▼
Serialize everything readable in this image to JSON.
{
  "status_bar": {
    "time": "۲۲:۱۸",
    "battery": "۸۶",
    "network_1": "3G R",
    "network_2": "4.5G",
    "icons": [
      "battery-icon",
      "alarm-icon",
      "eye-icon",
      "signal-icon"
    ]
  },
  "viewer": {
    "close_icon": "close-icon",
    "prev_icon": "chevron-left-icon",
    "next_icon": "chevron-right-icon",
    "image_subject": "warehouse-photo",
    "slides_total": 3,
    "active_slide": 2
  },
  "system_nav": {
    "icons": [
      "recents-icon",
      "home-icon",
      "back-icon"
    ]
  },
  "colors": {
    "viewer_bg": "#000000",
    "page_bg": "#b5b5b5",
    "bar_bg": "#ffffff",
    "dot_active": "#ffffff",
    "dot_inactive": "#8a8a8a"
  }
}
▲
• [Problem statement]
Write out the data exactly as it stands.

• [The answer]
Serialize everything readable in this image to JSON.
{
  "status_bar": {
    "time": "۲۲:۱۸",
    "battery": "۸۶",
    "network_1": "3G R",
    "network_2": "4.5G",
    "icons": [
      "battery-icon",
      "alarm-icon",
      "eye-icon",
      "signal-icon"
    ]
  },
  "viewer": {
    "close_icon": "close-icon",
    "prev_icon": "chevron-left-icon",
    "next_icon": "chevron-right-icon",
    "image_subject": "warehouse-photo",
    "slides_total": 3,
    "active_slide": 2
  },
  "system_nav": {
    "icons": [
      "recents-icon",
      "home-icon",
      "back-icon"
    ]
  },
  "colors": {
    "viewer_bg": "#000000",
    "page_bg": "#b5b5b5",
    "bar_bg": "#ffffff",
    "dot_active": "#ffffff",
    "dot_inactive": "#8a8a8a"
  }
}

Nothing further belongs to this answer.